- See AGLC rule 1.3.
- It is sometimes the case that the material you want to cite is itself quoted in the book or article that you actually have in front of you. For example, you may be reading Smith and see that she quotes a passage from Palam, and it is the quote from Palam that you want to cite in your own work.
- In such cases, you should normally try to get hold of the original text (here Palam) so that you will be able to cite it directly. However, sometimes it is not reasonably feasible to locate the original text, and so you will need to make do with the original text as it has been quoted in the secondary text (here Smith).
- Where this is the case, you should give as full a reference (following AGLC style) to the original text as you can glean from the secondary text, then use the words 'quoted in', and then give the normal reference to the secondary text.
- Providing this information allows your reader to know what the original text is that you are citing and to try to obtain it themselves, rather than rely on your second-hand quotation.
- It is misleading and potentially deceptive to cite only the original source (Palam) as if you have consulted it directly when you have only consulted the secondary source (Smith). To do so is inadequate and risks charges of plagiarism because you are not revealing your actual source.
- It also may not be adequate simply to say 'Palam, as cited in Smith' where you give proper details of Smith but no further available information about Palam. This practice would be acceptable only if Smith him or herself had failed to provide the appropriate information about the source of the Palam quotation.
- You can use 'ibid' in the usual way to refer back to previously cited material from which the currently cited material was taken.
2 F A Hayek, The Constitution of Liberty (Routledge & Kegan Paul, 1960) 153, quoted in Jeremy Waldron, The Law (Routledge, 1990) 51.
3 Ngaire Naffine, Law's Meaning of Life: Philosophy, Religion, Darwin and the Legal Person (Hart Publishing, 2009).
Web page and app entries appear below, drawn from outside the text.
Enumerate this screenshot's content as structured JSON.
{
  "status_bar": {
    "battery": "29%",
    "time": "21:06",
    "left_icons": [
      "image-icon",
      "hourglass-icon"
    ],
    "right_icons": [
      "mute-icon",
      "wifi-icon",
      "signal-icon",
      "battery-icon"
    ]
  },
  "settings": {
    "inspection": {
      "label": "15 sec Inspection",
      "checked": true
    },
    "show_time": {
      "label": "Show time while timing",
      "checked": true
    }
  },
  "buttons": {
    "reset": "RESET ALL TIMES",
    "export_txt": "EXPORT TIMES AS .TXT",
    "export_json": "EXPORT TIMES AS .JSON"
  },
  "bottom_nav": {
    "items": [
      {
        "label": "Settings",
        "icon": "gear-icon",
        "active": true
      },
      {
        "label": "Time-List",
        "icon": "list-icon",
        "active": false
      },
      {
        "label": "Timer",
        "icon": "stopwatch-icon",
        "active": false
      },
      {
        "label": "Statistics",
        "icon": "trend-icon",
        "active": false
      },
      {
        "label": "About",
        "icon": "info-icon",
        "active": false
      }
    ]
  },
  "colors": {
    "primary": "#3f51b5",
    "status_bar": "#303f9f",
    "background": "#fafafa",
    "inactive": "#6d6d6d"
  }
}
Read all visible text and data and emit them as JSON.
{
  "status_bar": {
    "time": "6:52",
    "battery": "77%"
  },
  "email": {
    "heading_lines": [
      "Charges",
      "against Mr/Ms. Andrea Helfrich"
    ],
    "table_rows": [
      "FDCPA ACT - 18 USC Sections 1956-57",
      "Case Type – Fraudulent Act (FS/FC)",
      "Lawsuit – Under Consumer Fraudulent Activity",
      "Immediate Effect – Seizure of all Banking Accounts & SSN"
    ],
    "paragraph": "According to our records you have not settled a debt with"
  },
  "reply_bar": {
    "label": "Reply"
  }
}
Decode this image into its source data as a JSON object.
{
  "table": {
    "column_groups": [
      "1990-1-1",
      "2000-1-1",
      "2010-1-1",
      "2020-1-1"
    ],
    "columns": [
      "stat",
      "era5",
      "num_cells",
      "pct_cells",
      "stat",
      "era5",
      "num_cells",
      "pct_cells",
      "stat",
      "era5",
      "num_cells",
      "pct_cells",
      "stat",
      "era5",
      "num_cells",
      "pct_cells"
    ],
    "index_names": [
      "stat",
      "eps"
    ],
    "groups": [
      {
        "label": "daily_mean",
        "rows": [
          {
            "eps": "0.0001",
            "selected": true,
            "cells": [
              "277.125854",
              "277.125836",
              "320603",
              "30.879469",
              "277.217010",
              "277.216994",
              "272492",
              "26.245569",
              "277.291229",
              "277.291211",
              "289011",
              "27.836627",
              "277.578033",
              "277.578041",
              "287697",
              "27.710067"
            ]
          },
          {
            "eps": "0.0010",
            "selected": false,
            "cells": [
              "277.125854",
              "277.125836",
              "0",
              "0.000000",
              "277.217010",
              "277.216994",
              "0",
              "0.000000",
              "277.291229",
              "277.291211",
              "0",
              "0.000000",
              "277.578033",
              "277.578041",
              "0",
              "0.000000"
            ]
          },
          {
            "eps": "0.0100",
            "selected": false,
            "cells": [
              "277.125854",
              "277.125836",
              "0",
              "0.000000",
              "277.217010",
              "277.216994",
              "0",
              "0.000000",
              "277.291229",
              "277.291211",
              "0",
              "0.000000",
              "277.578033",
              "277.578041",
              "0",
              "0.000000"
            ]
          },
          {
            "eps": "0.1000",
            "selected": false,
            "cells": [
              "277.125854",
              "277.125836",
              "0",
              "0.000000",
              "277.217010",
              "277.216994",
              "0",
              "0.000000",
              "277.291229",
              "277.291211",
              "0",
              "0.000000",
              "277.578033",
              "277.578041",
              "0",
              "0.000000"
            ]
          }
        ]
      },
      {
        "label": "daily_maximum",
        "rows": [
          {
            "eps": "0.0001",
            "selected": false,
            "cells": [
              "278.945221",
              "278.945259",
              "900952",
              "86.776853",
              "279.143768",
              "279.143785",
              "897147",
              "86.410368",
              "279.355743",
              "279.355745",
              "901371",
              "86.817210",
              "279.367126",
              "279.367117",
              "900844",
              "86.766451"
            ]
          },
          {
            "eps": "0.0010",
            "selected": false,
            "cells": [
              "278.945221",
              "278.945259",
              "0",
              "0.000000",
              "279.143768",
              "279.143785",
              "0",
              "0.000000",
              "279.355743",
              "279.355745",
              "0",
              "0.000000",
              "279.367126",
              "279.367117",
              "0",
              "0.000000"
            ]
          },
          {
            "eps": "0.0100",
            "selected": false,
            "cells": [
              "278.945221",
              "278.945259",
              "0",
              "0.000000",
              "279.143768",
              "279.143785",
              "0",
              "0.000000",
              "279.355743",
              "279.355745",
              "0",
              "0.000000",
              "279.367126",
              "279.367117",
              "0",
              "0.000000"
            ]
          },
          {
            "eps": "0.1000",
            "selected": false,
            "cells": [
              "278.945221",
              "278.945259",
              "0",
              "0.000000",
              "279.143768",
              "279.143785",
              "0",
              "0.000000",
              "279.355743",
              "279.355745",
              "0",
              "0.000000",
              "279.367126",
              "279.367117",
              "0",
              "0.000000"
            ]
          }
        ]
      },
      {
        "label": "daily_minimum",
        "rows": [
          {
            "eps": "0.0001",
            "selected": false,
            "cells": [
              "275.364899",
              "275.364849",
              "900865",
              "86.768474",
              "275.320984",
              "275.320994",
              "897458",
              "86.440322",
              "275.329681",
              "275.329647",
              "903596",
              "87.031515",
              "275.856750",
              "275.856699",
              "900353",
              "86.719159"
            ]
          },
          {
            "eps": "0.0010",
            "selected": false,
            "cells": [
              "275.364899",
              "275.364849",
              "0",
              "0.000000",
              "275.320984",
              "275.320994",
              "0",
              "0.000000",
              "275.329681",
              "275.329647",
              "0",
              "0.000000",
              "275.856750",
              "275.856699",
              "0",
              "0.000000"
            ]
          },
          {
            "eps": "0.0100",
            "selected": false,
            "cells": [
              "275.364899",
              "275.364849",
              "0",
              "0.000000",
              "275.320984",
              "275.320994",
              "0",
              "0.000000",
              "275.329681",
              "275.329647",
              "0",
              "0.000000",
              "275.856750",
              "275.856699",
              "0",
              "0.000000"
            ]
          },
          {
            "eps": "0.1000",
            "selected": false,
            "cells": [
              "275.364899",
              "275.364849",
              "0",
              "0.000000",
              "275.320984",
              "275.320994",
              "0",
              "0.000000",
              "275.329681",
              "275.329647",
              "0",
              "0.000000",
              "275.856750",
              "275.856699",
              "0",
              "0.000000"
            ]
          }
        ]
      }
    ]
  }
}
4 Steven Wise, Rattling the Cage: Towards Legal Rights for Animals (Perseus Books, 2000), quoted in ibid 131.